The look and feel of a pool environment can be greatly enhanced with colored pool plaster. That cool blue look gives a magazine presence to a back yard and it’s a popular feature that a lot of pool owners are willing to pay the added expense of. The downside is, that with regular chemical use and just time itself, streaks, blotches and pigmentation discoloration is likely to happen, and it changes the feel pool owners paid for.

There are a number of reasons, and many are often preventible, that colors can fade or turn white. Scale can be deposited onto pigmented plaster surfaces by out-of-balance pool water. Keeping a pool’s water balanced is important for a lot of reasons, discoloration is one.

Another reason for color changes is simply due to workmanship and material selection. Quartz and pebble finishes have other elements in them that might not make the grade, and their wear and discoloring might be questioned as calcium scaling due to out of balance water, but the reality is, the quality fo the applied surface just might not have been that great to start with.

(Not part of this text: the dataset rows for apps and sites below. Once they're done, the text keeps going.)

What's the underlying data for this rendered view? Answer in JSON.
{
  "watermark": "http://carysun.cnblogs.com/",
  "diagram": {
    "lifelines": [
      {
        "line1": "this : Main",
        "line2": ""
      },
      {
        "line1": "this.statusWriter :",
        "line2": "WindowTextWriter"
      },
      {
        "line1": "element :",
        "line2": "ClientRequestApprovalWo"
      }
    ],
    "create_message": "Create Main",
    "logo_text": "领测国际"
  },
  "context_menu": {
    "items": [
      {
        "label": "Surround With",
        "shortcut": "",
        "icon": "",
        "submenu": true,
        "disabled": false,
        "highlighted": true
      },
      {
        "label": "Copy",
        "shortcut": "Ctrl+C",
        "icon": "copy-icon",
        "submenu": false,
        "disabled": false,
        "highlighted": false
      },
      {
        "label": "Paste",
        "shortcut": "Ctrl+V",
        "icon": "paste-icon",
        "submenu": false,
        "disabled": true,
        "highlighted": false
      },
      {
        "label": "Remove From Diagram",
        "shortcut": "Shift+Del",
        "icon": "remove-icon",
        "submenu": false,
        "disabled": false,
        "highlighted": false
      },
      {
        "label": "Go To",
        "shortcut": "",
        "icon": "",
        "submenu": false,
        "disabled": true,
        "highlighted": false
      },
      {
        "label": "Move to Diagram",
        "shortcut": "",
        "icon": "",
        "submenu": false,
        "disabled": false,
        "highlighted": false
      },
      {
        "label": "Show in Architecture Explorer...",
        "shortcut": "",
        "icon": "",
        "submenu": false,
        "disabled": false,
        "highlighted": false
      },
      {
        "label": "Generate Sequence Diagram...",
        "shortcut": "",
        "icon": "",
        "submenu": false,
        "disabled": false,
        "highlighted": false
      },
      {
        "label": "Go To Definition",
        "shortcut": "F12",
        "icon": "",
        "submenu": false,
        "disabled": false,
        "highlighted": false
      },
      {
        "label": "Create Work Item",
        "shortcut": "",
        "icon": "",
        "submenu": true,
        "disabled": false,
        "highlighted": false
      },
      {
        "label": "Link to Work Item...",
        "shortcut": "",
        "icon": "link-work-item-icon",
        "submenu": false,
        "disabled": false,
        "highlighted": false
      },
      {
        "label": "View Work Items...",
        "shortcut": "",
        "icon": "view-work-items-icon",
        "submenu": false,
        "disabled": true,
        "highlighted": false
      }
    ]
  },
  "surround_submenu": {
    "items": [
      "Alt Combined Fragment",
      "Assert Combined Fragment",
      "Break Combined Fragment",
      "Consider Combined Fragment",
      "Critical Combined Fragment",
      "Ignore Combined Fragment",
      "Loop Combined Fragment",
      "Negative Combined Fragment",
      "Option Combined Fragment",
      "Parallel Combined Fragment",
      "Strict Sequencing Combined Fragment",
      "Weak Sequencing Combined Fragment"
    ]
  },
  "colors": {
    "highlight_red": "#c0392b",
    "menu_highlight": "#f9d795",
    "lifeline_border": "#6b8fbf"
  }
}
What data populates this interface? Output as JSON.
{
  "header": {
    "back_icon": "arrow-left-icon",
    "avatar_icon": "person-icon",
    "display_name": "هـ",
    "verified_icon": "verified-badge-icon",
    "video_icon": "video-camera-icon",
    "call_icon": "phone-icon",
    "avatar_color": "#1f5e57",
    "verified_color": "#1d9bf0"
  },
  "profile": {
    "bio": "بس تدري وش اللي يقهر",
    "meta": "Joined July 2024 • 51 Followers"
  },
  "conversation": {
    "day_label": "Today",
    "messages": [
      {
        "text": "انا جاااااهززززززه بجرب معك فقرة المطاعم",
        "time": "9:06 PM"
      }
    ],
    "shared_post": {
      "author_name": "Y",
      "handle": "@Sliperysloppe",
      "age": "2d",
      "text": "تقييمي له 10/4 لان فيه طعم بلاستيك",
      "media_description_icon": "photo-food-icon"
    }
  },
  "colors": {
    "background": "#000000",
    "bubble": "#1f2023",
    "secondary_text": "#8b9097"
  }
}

The whitening of colored plaster may be caused by soluble calcium ions in the plaster dissolving into the pool water due to a lesser quality plaster workmanship and has nothing to do with water balance at all. When calcium dissolution occurs, it means the plaster surface is deteriorating, losing density, and becoming porous, even though it usually remains smooth. When this porosity develops, a whitening of colored plaster is the result. Making acid washing a remedy might not remove the discoloration and is likely to cause further damage to the surfaces if this is the case.

Why does colored pool plaster turn white

Calcium Scaling versus Porosity Issues

Calcium scaling is caused by out-of-balance water and usually deposits a layer of calcium carbonate throughout a pool causing the surface and fixtures to whiten. It even feels rough to the touch. Light scraping or sanding with sandpaper will take this away.

If the whitish discoloration appears as streaks or blotches and is smooth to the touch, the problem is probably not calcium carbonate scaling, but rather a porous surface that is deteriorating faster than normal.

Calcium hydroxide and calcium chloride are two factors reduced by the plaster in a pool when it’s cured. These two things can lead to a porous, yet smooth surface. Calcium carbonate, a primary plaster constituent, is insoluble. It’s easy to assume that calcium hydroxide and calcium chloride can only be dissolved by aggressive pool water, when in fact, both elements can actually be dissolved, even by balanced water. That means’s likely something other than aggressive water is the culprit for porosity developing and the whitening effect. When those calcium ions slowly dissolve away, that process can remove color pigment and is another reason for a whitening to develop.

Other Reasons For Discoloration

Another reason for color loss is that some plasters use organic pigments in their mix. Organic pigments can be bleached by the presence of chlorine or other oxidizers, and even by direct sunlight.Organic pigments are less expensive than inorganic pigments, but they generally cannot withstand a swimming pool environment for long. This bleaching action occurs even if the plaster workmanship is of high quality. Some plaster mixes contain two pigment colors. If one is organic and becomes bleached, that color will simply disappear leaving the other non-bleachable pigment visible as the sole color.

A Remedy Porous Plaster

A very extreme acid treatment is often implored to restore the original color of the plaster. However, these acid treatments etch the plaster and make the surface rough. This also causes increased porosity and surface deterioration. It reduces the life span of the pool surfaces and the pigment color is likely to fade away and turn whitish again.

A better alternative for removing a porous and whitened plaster surface would be to sand and polish the plaster. This removes the porous material and restores a hard, dense, and smooth surface to the pool. Unfortunately, for pebble finishes, sanding and polishing is virtually impossible, leaving the more harsh alternative as likely, the only option.